Evelia’s fear of men is illustrated when the tutor, Raul, offers her a copy of Richard Bach’s novel Jonathan Livingston Seagull. When Raul’s back is turned, she leaves the classroom to douse her face in water. Yet she wants the red dress; there is a contradiction in her character. The dress doesn’t represent an acceptance of her own sexual power – how she can use her attractiveness to get what she wants – so much as her ambition. The pay-off with the dress, filmed at a distance in a laundry room, illustrates this powerfully. Aside from her involuntary period, she does her exercise her sexuality in a scene with the window cleaner in which she appears to play to his fantasy, or, quite possibly is having a nervous breakdown.
Jonathan Livingston Seagull is about a young gull who tries to achieve perfection in flight, at the expense of searching for food, which leads to the gull being ostracised from the flock. It is a celebration of individualism. Evelia is a similar individual, but her focus is on being recognised as a professional. She is caught by surprise when Romina appears to offer the chance to move to Argentina, taking her four year old son Rubin with her, to be a permanent live-in nanny. It is not a firm offer, more a ‘you know what would be great?’ The gap between Romina and Evelia is illustrated when Romina asks for directions to a market. Evelia explains the public transport routes. Romina, who has complained about what the city does to her skin and her throat, would prefer to take a taxi.
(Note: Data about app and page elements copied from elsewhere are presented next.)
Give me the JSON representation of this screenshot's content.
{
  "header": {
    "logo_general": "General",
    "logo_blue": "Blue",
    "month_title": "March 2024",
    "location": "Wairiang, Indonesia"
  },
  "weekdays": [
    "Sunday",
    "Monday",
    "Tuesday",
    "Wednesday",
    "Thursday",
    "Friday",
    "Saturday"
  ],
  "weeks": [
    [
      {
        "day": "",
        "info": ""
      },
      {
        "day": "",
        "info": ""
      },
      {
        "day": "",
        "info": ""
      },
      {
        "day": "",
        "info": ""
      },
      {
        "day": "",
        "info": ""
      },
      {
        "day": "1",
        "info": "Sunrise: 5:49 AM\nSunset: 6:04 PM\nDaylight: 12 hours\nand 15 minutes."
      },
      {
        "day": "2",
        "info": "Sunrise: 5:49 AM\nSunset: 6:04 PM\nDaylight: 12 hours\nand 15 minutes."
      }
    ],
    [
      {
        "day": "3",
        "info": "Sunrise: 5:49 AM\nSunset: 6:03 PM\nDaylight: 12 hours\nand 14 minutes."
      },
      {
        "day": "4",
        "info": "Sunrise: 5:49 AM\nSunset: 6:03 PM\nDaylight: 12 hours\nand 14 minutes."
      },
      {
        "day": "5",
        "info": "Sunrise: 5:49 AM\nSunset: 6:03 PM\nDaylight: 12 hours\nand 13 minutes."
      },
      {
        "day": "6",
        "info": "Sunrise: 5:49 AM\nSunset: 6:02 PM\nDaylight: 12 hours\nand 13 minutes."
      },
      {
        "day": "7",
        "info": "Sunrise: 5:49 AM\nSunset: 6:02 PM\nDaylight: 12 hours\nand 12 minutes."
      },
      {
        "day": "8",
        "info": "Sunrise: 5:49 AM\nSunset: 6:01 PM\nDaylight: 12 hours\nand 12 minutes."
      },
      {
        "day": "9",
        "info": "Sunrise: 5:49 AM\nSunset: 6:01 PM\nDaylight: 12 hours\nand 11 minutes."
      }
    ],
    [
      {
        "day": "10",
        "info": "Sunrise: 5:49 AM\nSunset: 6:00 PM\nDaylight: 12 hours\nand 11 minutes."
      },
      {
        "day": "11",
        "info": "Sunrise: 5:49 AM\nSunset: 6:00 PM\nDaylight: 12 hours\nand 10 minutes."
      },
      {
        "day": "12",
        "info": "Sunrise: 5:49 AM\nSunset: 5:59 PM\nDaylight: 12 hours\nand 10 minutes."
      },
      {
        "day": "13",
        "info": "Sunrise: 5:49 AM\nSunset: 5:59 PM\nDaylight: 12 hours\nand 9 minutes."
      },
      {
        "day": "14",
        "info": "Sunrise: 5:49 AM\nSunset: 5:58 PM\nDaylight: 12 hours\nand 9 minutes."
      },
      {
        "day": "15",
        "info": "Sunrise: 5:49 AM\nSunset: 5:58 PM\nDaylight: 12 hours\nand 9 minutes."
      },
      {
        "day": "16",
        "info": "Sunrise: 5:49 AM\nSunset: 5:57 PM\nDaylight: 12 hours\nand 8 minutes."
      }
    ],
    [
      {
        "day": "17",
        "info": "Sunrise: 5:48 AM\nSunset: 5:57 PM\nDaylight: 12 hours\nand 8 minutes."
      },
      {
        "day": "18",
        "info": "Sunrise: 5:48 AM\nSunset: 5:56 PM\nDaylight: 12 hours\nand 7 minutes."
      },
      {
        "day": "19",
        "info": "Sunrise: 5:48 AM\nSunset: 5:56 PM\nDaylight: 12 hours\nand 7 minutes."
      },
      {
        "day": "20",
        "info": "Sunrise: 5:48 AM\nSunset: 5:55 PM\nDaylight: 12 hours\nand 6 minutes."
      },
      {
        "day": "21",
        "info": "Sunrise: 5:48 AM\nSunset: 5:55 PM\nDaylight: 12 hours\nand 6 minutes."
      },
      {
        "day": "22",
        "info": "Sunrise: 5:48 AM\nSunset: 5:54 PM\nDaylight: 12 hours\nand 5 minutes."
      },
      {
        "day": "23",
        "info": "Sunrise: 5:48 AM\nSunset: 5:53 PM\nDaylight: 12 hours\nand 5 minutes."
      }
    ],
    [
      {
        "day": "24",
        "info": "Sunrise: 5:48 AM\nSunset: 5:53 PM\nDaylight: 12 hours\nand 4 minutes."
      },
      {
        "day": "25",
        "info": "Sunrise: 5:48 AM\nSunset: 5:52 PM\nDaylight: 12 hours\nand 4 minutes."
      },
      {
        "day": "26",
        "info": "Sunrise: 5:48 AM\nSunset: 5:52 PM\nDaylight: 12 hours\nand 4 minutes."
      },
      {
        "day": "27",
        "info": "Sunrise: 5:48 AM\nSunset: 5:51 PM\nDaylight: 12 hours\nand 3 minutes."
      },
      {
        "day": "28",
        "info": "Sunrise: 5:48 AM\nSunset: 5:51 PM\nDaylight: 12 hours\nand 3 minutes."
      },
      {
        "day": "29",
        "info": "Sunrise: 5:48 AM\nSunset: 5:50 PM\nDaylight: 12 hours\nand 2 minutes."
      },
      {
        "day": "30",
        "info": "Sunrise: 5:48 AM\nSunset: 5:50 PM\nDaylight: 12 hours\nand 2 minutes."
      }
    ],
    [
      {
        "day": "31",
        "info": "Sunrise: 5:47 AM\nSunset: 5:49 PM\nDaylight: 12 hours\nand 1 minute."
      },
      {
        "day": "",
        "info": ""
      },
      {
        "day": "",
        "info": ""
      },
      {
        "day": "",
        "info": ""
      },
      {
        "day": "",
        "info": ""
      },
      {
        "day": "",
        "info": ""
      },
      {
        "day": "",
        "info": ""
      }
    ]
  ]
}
Pictured: Offered a copy of 'Jonathan Livingston Seagull', Evelia (Gabriela Cartol) retreats to the bathroom in 'La Camarista' ('The Chambermaid'), a Mexican film co-written and directed by Lila Avilés. Still courtesy of Kino Lorber (US), New Wave Films (UK)
In a conventional drama, Avilés would build to a confrontation of sorts. Instead, there is something else. At the climax Evelia stands on the roof of the building. The camera reframes her so that she is seen not against the backdrop of the city but of the sky. This we think of as her Jonathan Livingston Seagull moment.
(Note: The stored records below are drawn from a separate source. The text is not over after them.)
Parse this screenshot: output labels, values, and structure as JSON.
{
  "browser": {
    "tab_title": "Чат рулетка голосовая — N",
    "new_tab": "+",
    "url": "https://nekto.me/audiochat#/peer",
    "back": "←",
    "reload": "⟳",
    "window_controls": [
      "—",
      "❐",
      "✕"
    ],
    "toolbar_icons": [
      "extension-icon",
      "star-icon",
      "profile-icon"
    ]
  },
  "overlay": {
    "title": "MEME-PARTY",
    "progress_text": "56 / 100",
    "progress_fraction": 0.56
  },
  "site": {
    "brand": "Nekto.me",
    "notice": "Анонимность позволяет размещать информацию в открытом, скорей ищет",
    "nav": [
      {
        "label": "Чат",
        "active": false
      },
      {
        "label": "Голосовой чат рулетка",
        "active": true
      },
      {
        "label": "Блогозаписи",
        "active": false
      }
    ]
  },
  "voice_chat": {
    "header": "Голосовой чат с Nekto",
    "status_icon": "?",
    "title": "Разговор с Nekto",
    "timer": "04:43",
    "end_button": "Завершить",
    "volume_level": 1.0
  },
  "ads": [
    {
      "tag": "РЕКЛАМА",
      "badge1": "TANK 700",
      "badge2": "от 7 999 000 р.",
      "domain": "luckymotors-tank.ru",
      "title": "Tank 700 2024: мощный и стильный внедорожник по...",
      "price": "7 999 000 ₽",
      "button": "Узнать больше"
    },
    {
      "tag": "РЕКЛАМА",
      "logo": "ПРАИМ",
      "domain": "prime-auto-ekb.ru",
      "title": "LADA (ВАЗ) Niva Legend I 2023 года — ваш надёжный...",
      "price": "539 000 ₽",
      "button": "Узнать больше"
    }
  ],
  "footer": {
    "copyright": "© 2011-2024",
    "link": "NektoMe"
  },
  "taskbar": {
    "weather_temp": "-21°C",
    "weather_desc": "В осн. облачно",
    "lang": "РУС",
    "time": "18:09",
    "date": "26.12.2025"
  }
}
Anyone who has done service delivery jobs will identify with Evelia. Her sins are only that she takes what is discarded and uses the hotel phone for personal calls, in one sequence while a guest is filling an ice bucket. The noise is so loud that Evelia asks, ‘are you all right?’ Her story reminds us that to be successful, it is not enough to work hard - you have to be seen to do so. The final scene is a reminder that there are other points of solace. Evelia has the power to make Tita and her young son happy.